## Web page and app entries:

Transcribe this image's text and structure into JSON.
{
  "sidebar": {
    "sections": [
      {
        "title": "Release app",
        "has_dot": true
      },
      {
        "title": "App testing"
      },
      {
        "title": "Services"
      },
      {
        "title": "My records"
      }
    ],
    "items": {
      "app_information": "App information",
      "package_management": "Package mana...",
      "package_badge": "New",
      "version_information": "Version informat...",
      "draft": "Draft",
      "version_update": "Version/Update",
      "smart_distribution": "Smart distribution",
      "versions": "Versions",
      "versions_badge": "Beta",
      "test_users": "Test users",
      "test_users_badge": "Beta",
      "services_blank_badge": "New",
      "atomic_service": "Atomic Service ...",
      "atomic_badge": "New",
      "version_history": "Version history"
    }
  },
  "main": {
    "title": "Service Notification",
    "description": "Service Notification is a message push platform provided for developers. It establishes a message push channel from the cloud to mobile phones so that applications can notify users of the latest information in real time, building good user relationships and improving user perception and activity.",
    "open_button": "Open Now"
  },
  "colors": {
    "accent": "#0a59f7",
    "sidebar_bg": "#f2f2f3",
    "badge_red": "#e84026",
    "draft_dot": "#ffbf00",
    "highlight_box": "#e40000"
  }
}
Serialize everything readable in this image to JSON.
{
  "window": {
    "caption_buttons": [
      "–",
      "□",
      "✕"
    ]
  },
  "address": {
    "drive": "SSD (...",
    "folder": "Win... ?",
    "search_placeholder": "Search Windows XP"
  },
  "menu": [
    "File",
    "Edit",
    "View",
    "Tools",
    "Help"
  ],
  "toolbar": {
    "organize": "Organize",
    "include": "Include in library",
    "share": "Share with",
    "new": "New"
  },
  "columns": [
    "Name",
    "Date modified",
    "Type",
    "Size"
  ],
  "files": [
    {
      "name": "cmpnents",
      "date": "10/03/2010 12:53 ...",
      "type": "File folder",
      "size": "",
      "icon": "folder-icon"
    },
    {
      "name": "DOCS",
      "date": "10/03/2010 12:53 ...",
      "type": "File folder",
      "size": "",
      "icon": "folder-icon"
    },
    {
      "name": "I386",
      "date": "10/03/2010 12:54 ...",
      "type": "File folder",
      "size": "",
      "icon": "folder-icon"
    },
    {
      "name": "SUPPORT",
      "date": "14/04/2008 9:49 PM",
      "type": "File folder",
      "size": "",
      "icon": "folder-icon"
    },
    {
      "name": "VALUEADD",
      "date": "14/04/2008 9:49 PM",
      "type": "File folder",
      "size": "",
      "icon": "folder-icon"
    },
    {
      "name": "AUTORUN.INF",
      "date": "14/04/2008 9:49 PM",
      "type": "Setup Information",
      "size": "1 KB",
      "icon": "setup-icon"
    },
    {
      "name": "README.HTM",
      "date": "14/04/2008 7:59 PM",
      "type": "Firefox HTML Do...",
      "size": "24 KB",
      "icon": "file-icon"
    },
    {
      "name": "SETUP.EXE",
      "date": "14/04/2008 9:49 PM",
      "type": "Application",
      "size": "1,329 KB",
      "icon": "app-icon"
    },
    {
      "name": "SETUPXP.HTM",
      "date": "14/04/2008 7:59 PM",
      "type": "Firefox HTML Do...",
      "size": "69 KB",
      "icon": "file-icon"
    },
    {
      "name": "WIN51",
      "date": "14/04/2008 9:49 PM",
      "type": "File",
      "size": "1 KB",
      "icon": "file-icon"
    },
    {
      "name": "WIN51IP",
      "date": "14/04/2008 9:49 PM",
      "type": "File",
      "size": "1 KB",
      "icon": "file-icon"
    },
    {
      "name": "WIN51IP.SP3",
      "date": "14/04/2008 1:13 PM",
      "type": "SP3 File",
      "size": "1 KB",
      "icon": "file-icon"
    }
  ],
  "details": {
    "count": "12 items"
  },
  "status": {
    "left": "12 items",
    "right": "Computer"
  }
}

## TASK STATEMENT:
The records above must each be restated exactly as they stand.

## TASK SOLUTION:
Transcribe this image's text and structure into JSON.
{
  "sidebar": {
    "sections": [
      {
        "title": "Release app",
        "has_dot": true
      },
      {
        "title": "App testing"
      },
      {
        "title": "Services"
      },
      {
        "title": "My records"
      }
    ],
    "items": {
      "app_information": "App information",
      "package_management": "Package mana...",
      "package_badge": "New",
      "version_information": "Version informat...",
      "draft": "Draft",
      "version_update": "Version/Update",
      "smart_distribution": "Smart distribution",
      "versions": "Versions",
      "versions_badge": "Beta",
      "test_users": "Test users",
      "test_users_badge": "Beta",
      "services_blank_badge": "New",
      "atomic_service": "Atomic Service ...",
      "atomic_badge": "New",
      "version_history": "Version history"
    }
  },
  "main": {
    "title": "Service Notification",
    "description": "Service Notification is a message push platform provided for developers. It establishes a message push channel from the cloud to mobile phones so that applications can notify users of the latest information in real time, building good user relationships and improving user perception and activity.",
    "open_button": "Open Now"
  },
  "colors": {
    "accent": "#0a59f7",
    "sidebar_bg": "#f2f2f3",
    "badge_red": "#e84026",
    "draft_dot": "#ffbf00",
    "highlight_box": "#e40000"
  }
}
Serialize everything readable in this image to JSON.
{
  "window": {
    "caption_buttons": [
      "–",
      "□",
      "✕"
    ]
  },
  "address": {
    "drive": "SSD (...",
    "folder": "Win... ?",
    "search_placeholder": "Search Windows XP"
  },
  "menu": [
    "File",
    "Edit",
    "View",
    "Tools",
    "Help"
  ],
  "toolbar": {
    "organize": "Organize",
    "include": "Include in library",
    "share": "Share with",
    "new": "New"
  },
  "columns": [
    "Name",
    "Date modified",
    "Type",
    "Size"
  ],
  "files": [
    {
      "name": "cmpnents",
      "date": "10/03/2010 12:53 ...",
      "type": "File folder",
      "size": "",
      "icon": "folder-icon"
    },
    {
      "name": "DOCS",
      "date": "10/03/2010 12:53 ...",
      "type": "File folder",
      "size": "",
      "icon": "folder-icon"
    },
    {
      "name": "I386",
      "date": "10/03/2010 12:54 ...",
      "type": "File folder",
      "size": "",
      "icon": "folder-icon"
    },
    {
      "name": "SUPPORT",
      "date": "14/04/2008 9:49 PM",
      "type": "File folder",
      "size": "",
      "icon": "folder-icon"
    },
    {
      "name": "VALUEADD",
      "date": "14/04/2008 9:49 PM",
      "type": "File folder",
      "size": "",
      "icon": "folder-icon"
    },
    {
      "name": "AUTORUN.INF",
      "date": "14/04/2008 9:49 PM",
      "type": "Setup Information",
      "size": "1 KB",
      "icon": "setup-icon"
    },
    {
      "name": "README.HTM",
      "date": "14/04/2008 7:59 PM",
      "type": "Firefox HTML Do...",
      "size": "24 KB",
      "icon": "file-icon"
    },
    {
      "name": "SETUP.EXE",
      "date": "14/04/2008 9:49 PM",
      "type": "Application",
      "size": "1,329 KB",
      "icon": "app-icon"
    },
    {
      "name": "SETUPXP.HTM",
      "date": "14/04/2008 7:59 PM",
      "type": "Firefox HTML Do...",
      "size": "69 KB",
      "icon": "file-icon"
    },
    {
      "name": "WIN51",
      "date": "14/04/2008 9:49 PM",
      "type": "File",
      "size": "1 KB",
      "icon": "file-icon"
    },
    {
      "name": "WIN51IP",
      "date": "14/04/2008 9:49 PM",
      "type": "File",
      "size": "1 KB",
      "icon": "file-icon"
    },
    {
      "name": "WIN51IP.SP3",
      "date": "14/04/2008 1:13 PM",
      "type": "SP3 File",
      "size": "1 KB",
      "icon": "file-icon"
    }
  ],
  "details": {
    "count": "12 items"
  },
  "status": {
    "left": "12 items",
    "right": "Computer"
  }
}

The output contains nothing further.